Adapting Christopher Priest’s novel concerning duelling magicians in Victorian London into 2006’s The Prestige not only allowed Chris Nolan to make his first British-set film since The Following (1998) but gave he and his brother Jonathan the chance to return to the kind of non-linear storytelling that made Memento (2000) so special.
Sat in a cell convicted of the murder of Robert Angier (Hugh Jackman), Alfred Borden (Christian Bale) leafs through the dead man’s diary. In his own entries Angier recalls reading Borden’s own journal whilst travelling to Colorado desperate to learn how the illusionist manages his greatest trick; The Transported Man. Having met one another working as plants for a stage magician whose tricks were designed and managed by Cutter (Michael Caine), tragedy struck when one such trick went horribly wrong – possibly due to Borden – and Angier’s wife drowned.
As the two men subsequently attempted to leave their mark on the world of magic, their mutual loathing escalated into a dangerous rivalry especially once the beautiful Olivia (Scarlett Johansson) entered their lives. Ultimately showing that dedication and sacrifice are the keys to being a great magician, it is interesting to consider that the movie – intentionally or no – posits the idea that the illusionist and filmmaker are almost synonymous, especially with the parts of the magic trick being so close in structure to the three acts of a screenplay.
The Prestige does playfully tease the audience; from its strange opening shot and the line “Are you watching closely?” he is challenging us to beat the movie to the answer and hoping to dupe us with misdirection. Although some have found the plot to have an excess of twists, as in Memento – still Nolan’s masterpiece – there are not actually that many; the fractured chronology in fact creates the illusion that there are. How the two performers are able to pull off their respective transported man tricks is the mystery and is actually easy to see if you want to but, as Cutter points out, “you don’t really want to know”.
The performances are all strong including the supporting players like David Bowie, Andy Serkis, and Rebecca Hall who stands out as Borden’s wife; as haunted by his mood swings and secrecy as Angier is obsessed with his methods. Combining these with a wonderfully-realised Victorian London and fantastic editing, The Prestige is endlessly re-watchable. With more of the countless clues noticed in every viewing, even once you are aware of his method Nolan’s skill in pulling it off remains admirable in what is probably his most under-appreciated film.
Christopher Nolan’s The Dark Knight Rises is due to hit UK cinemas on 20 July.
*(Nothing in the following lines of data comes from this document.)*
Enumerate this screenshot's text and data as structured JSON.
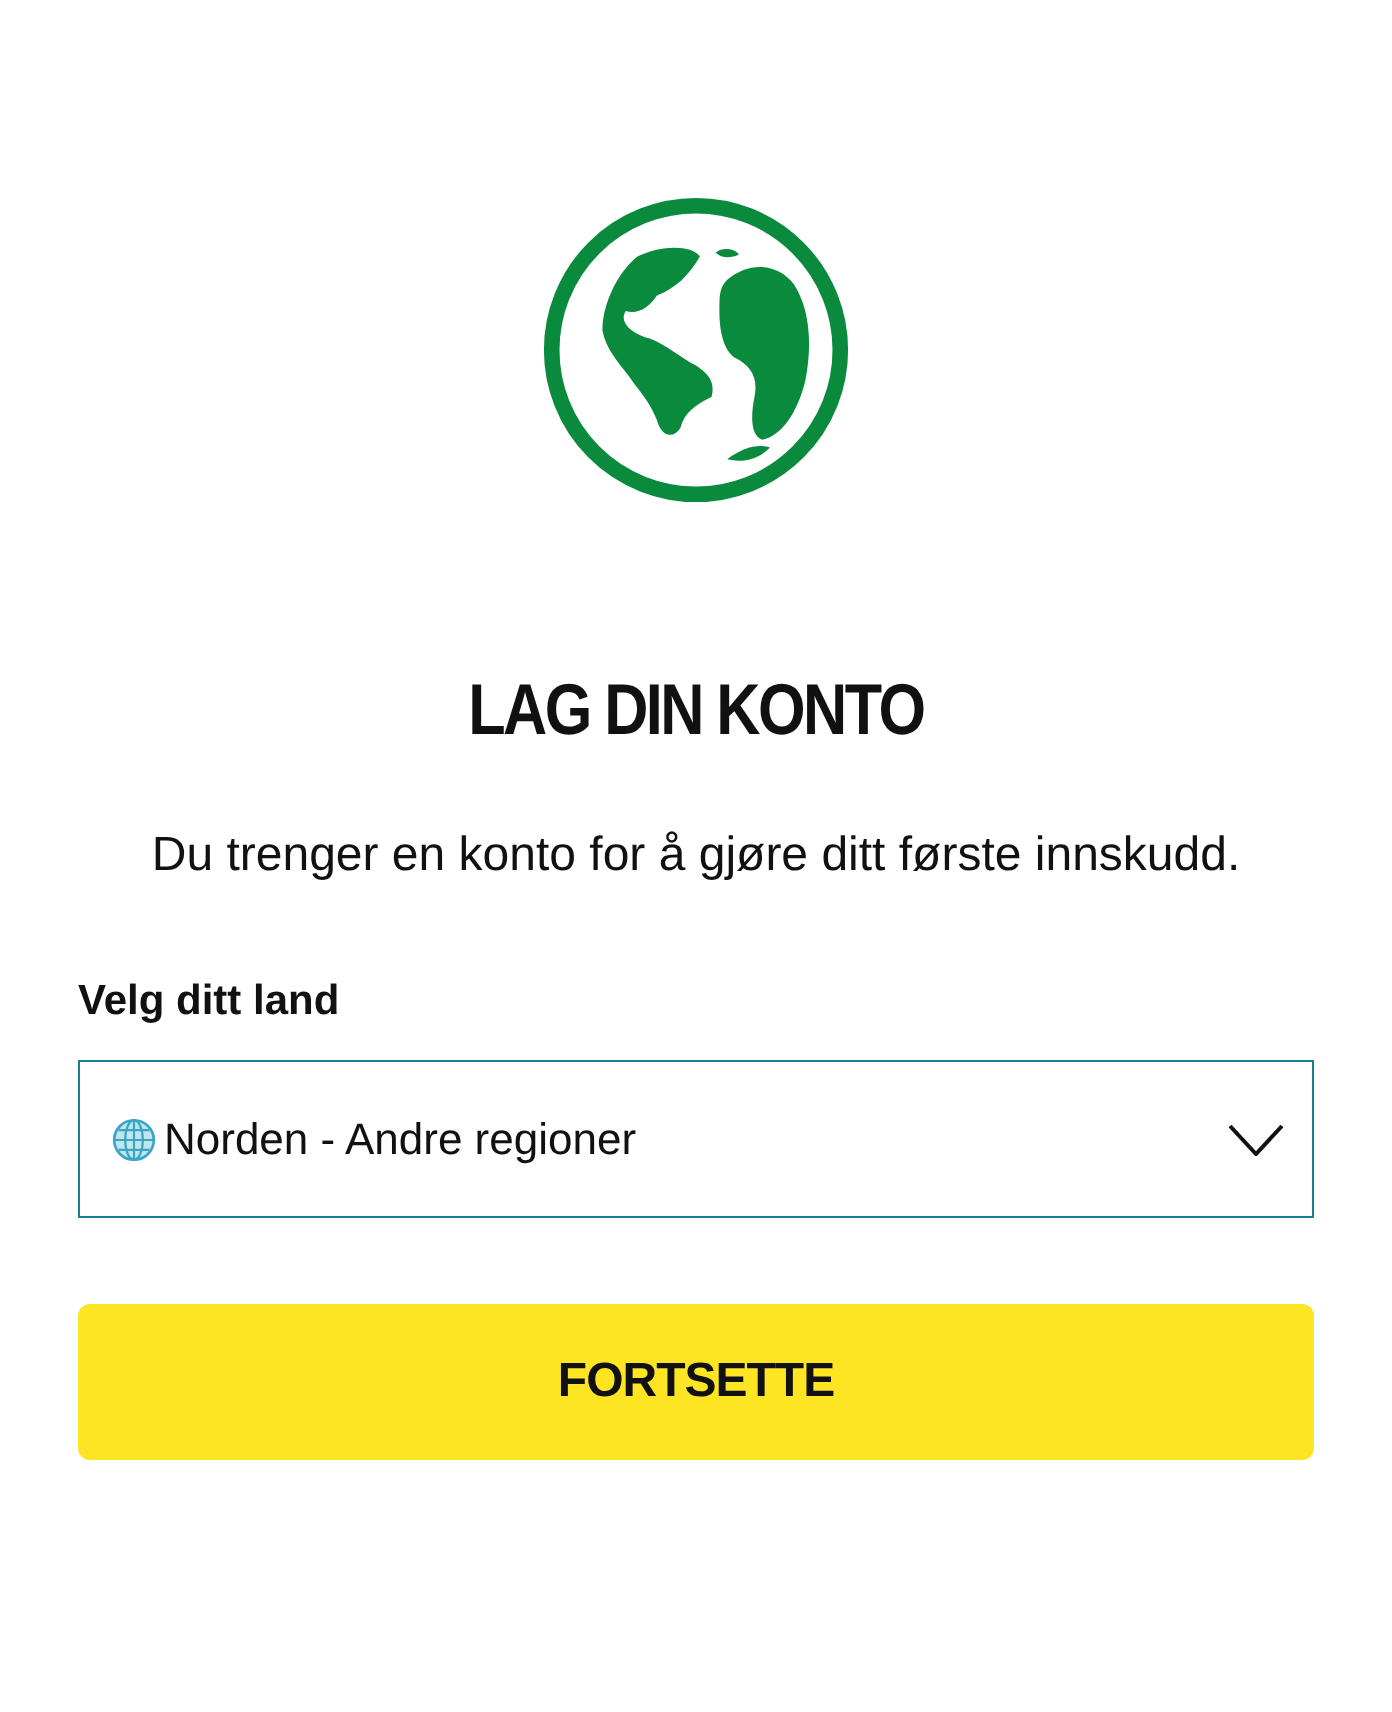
{
  "title": "LAG DIN KONTO",
  "description": "Du trenger en konto for å gjøre ditt første innskudd.",
  "country_select": {
    "label": "Velg ditt land",
    "value": "Norden - Andre regioner"
  },
  "button": "FORTSETTE"
}
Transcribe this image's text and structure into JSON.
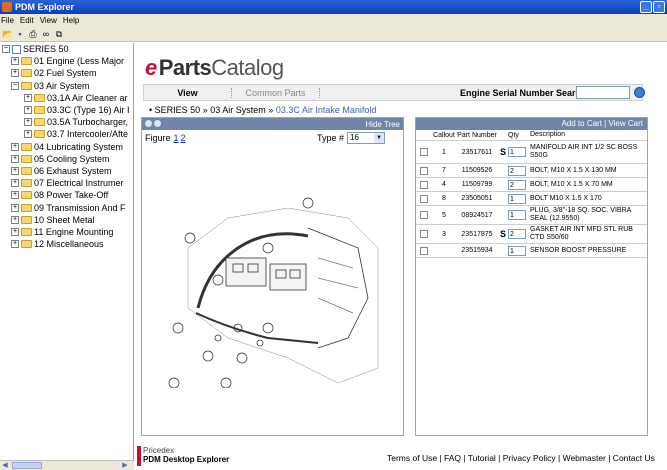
{
  "window": {
    "title": "PDM Explorer"
  },
  "menu": [
    "File",
    "Edit",
    "View",
    "Help"
  ],
  "toolbar_icons": [
    "save-icon",
    "print-icon",
    "binoculars-icon",
    "copy-icon"
  ],
  "tree": {
    "root": "SERIES 50",
    "items": [
      {
        "label": "01  Engine (Less Major",
        "level": 1,
        "exp": "+",
        "kind": "folder"
      },
      {
        "label": "02  Fuel System",
        "level": 1,
        "exp": "+",
        "kind": "folder"
      },
      {
        "label": "03  Air System",
        "level": 1,
        "exp": "-",
        "kind": "folder"
      },
      {
        "label": "03.1A Air Cleaner ar",
        "level": 2,
        "exp": "+",
        "kind": "folder"
      },
      {
        "label": "03.3C (Type 16) Air I",
        "level": 2,
        "exp": "+",
        "kind": "folder"
      },
      {
        "label": "03.5A Turbocharger,",
        "level": 2,
        "exp": "+",
        "kind": "folder"
      },
      {
        "label": "03.7 Intercooler/Afte",
        "level": 2,
        "exp": "+",
        "kind": "folder"
      },
      {
        "label": "04  Lubricating System",
        "level": 1,
        "exp": "+",
        "kind": "folder"
      },
      {
        "label": "05  Cooling System",
        "level": 1,
        "exp": "+",
        "kind": "folder"
      },
      {
        "label": "06  Exhaust System",
        "level": 1,
        "exp": "+",
        "kind": "folder"
      },
      {
        "label": "07  Electrical Instrumer",
        "level": 1,
        "exp": "+",
        "kind": "folder"
      },
      {
        "label": "08  Power Take-Off",
        "level": 1,
        "exp": "+",
        "kind": "folder"
      },
      {
        "label": "09  Transmission And F",
        "level": 1,
        "exp": "+",
        "kind": "folder"
      },
      {
        "label": "10  Sheet Metal",
        "level": 1,
        "exp": "+",
        "kind": "folder"
      },
      {
        "label": "11  Engine Mounting",
        "level": 1,
        "exp": "+",
        "kind": "folder"
      },
      {
        "label": "12  Miscellaneous",
        "level": 1,
        "exp": "+",
        "kind": "folder"
      }
    ]
  },
  "logo": {
    "parts": "Parts",
    "catalog": "Catalog"
  },
  "nav": {
    "view": "View",
    "common_parts": "Common Parts",
    "serial_label": "Engine Serial Number Search",
    "serial_value": ""
  },
  "breadcrumb": {
    "series": "SERIES 50",
    "sep1": "»",
    "system": "03 Air System",
    "sep2": "»",
    "current": "03.3C Air Intake Manifold"
  },
  "figure": {
    "hide_tree": "Hide Tree",
    "label": "Figure",
    "pages": [
      "1",
      "2"
    ],
    "type_label": "Type #",
    "type_value": "16"
  },
  "parts": {
    "header_links": "Add to Cart | View Cart",
    "columns": [
      "Callout",
      "Part Number",
      "Qty",
      "Description"
    ],
    "rows": [
      {
        "callout": "1",
        "part": "23517611",
        "s": "S",
        "qty": "1",
        "desc": "MANIFOLD AIR INT 1/2 SC BOSS S50G"
      },
      {
        "callout": "7",
        "part": "11509526",
        "s": "",
        "qty": "2",
        "desc": "BOLT, M10 X 1.5 X 130 MM"
      },
      {
        "callout": "4",
        "part": "11509799",
        "s": "",
        "qty": "2",
        "desc": "BOLT, M10 X 1.5 X 70 MM"
      },
      {
        "callout": "8",
        "part": "23505051",
        "s": "",
        "qty": "1",
        "desc": "BOLT M10 X 1.5 X 170"
      },
      {
        "callout": "5",
        "part": "08924517",
        "s": "",
        "qty": "1",
        "desc": "PLUG, 3/8\"-18 SQ. SOC. VIBRA SEAL (12.9550)"
      },
      {
        "callout": "3",
        "part": "23517875",
        "s": "S",
        "qty": "2",
        "desc": "GASKET AIR INT MFD STL RUB CTD S50/60"
      },
      {
        "callout": "",
        "part": "23515934",
        "s": "",
        "qty": "1",
        "desc": "SENSOR BOOST PRESSURE"
      }
    ]
  },
  "footer": {
    "brand1": "Pricedex",
    "brand2": "PDM Desktop Explorer",
    "links": "Terms of Use | FAQ | Tutorial | Privacy Policy | Webmaster | Contact Us"
  },
  "colors": {
    "titlebar": "#0a3fb8",
    "panel_header": "#6f86a8",
    "logo_red": "#c8102e",
    "link_blue": "#0033cc"
  }
}
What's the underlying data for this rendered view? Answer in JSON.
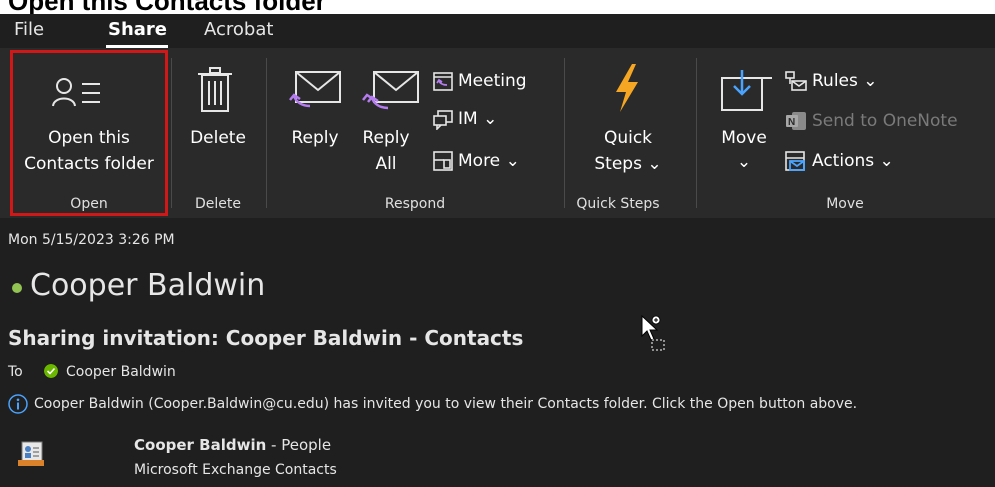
{
  "caption": {
    "text": "Open this Contacts folder"
  },
  "menu": {
    "items": [
      "File",
      "Share",
      "Acrobat"
    ],
    "active": "Share"
  },
  "ribbon": {
    "open_group": {
      "button_line1": "Open this",
      "button_line2": "Contacts folder",
      "label": "Open"
    },
    "delete_group": {
      "button": "Delete",
      "label": "Delete"
    },
    "respond_group": {
      "reply": "Reply",
      "reply_all_line1": "Reply",
      "reply_all_line2": "All",
      "meeting": "Meeting",
      "im": "IM",
      "more": "More",
      "label": "Respond"
    },
    "quicksteps_group": {
      "button_line1": "Quick",
      "button_line2": "Steps",
      "label": "Quick Steps"
    },
    "move_group": {
      "move": "Move",
      "rules": "Rules",
      "send_to_onenote": "Send to OneNote",
      "actions": "Actions",
      "label": "Move"
    },
    "dropdown_glyph": "⌄"
  },
  "message": {
    "date": "Mon 5/15/2023 3:26 PM",
    "sender": "Cooper Baldwin",
    "subject": "Sharing invitation: Cooper Baldwin - Contacts",
    "to_label": "To",
    "to_name": "Cooper Baldwin",
    "info": "Cooper Baldwin (Cooper.Baldwin@cu.edu) has invited you to view their Contacts folder.  Click the Open button above.",
    "attachment_title_bold": "Cooper Baldwin",
    "attachment_title_rest": " - People",
    "attachment_subtitle": "Microsoft Exchange Contacts"
  },
  "colors": {
    "accent_purple": "#b57cf0",
    "highlight_red": "#d01818",
    "presence_green": "#92c353",
    "info_blue": "#4aa3ff",
    "quicksteps_orange": "#f5a623"
  }
}
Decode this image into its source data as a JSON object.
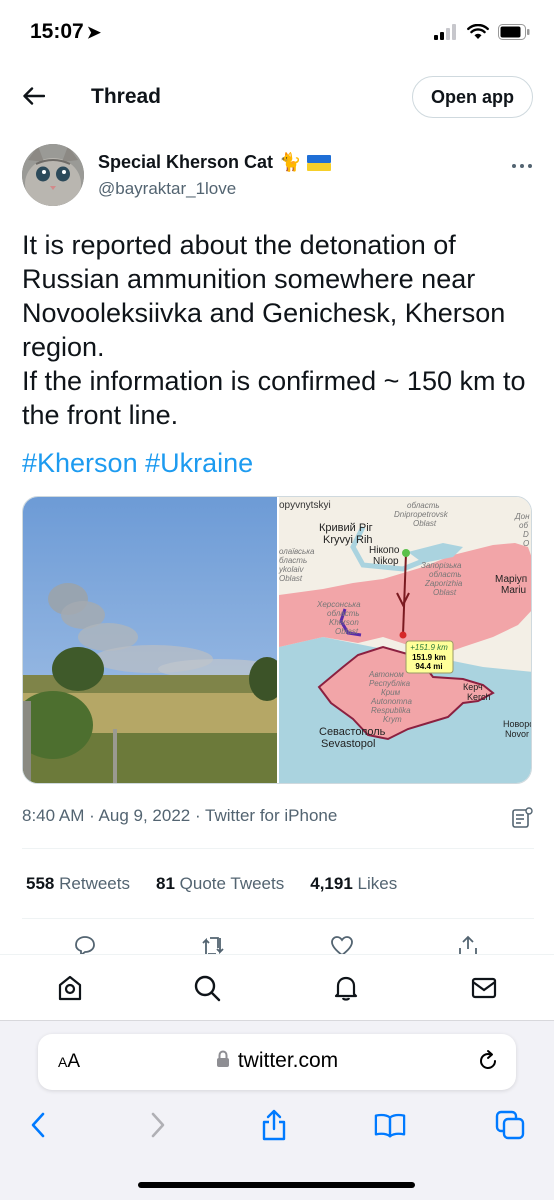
{
  "status_bar": {
    "time": "15:07",
    "location_glyph": "➤"
  },
  "header": {
    "title": "Thread",
    "open_app_label": "Open app"
  },
  "author": {
    "name": "Special Kherson Cat",
    "emoji": "🐈",
    "handle": "@bayraktar_1love"
  },
  "tweet": {
    "text": "It is reported about the detonation of Russian ammunition somewhere near Novooleksiivka and Genichesk, Kherson region.\nIf the information is confirmed ~ 150 km to the front line.",
    "hashtags": "#Kherson #Ukraine"
  },
  "media": {
    "map_labels": {
      "kropyvnytskyi": "opyvnytskyi",
      "oblast_top": "область",
      "dnipro": "Dnipropetrovsk",
      "oblast_top2": "Oblast",
      "don": "Дон",
      "don2": "об",
      "don3": "D",
      "don4": "O",
      "kryvyi_ua": "Кривий Ріг",
      "kryvyi": "Kryvyi Rih",
      "nikopol_ua": "Нікопо",
      "nikopol": "Nikop",
      "mykolaiv1": "олаївська",
      "mykolaiv2": "бласть",
      "mykolaiv3": "ykolaiv",
      "mykolaiv4": "Oblast",
      "zap_ua": "Запорізька",
      "zap_ua2": "область",
      "zap": "Zaporizhia",
      "zap2": "Oblast",
      "mariu_ua": "Маріуп",
      "mariu": "Mariu",
      "kherson_ua": "Херсонська",
      "kherson_ua2": "область",
      "kherson": "Kherson",
      "kherson2": "Oblast",
      "distance_top": "+151.9 km",
      "distance_km": "151.9 km",
      "distance_mi": "94.4 mi",
      "crimea_ua": "Автоном",
      "crimea_ua2": "Республіка",
      "crimea_ua3": "Крим",
      "crimea": "Autonomna",
      "crimea2": "Respublika",
      "crimea3": "Krym",
      "kerch_ua": "Керч",
      "kerch": "Kerch",
      "sevast_ua": "Севастополь",
      "sevast": "Sevastopol",
      "novoros_ua": "Новорс",
      "novoros": "Novor"
    }
  },
  "meta": {
    "timestamp": "8:40 AM · Aug 9, 2022 · Twitter for iPhone"
  },
  "stats": {
    "retweets_count": "558",
    "retweets_label": "Retweets",
    "quotes_count": "81",
    "quotes_label": "Quote Tweets",
    "likes_count": "4,191",
    "likes_label": "Likes"
  },
  "safari": {
    "aa_label": "AA",
    "url": "twitter.com"
  },
  "colors": {
    "link": "#1d9bf0",
    "secondary_text": "#536471",
    "safari_blue": "#007aff",
    "occupied": "#f2a5a8"
  }
}
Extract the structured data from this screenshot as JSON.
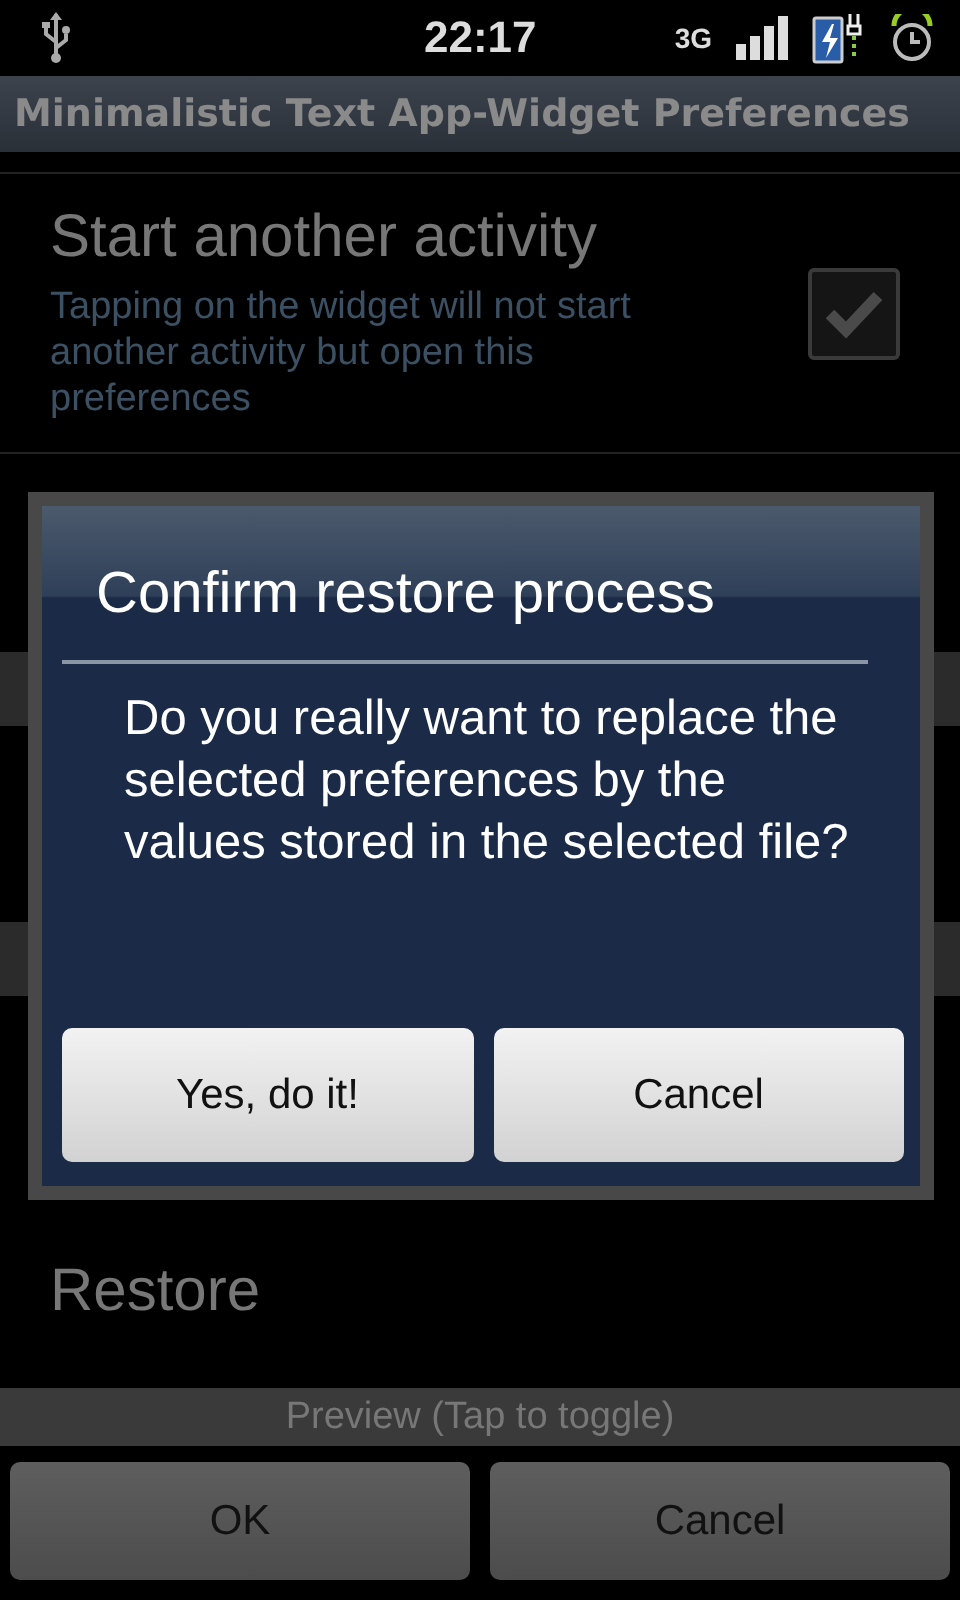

For more info on the film and the Christopher Nolan Season, follow this link.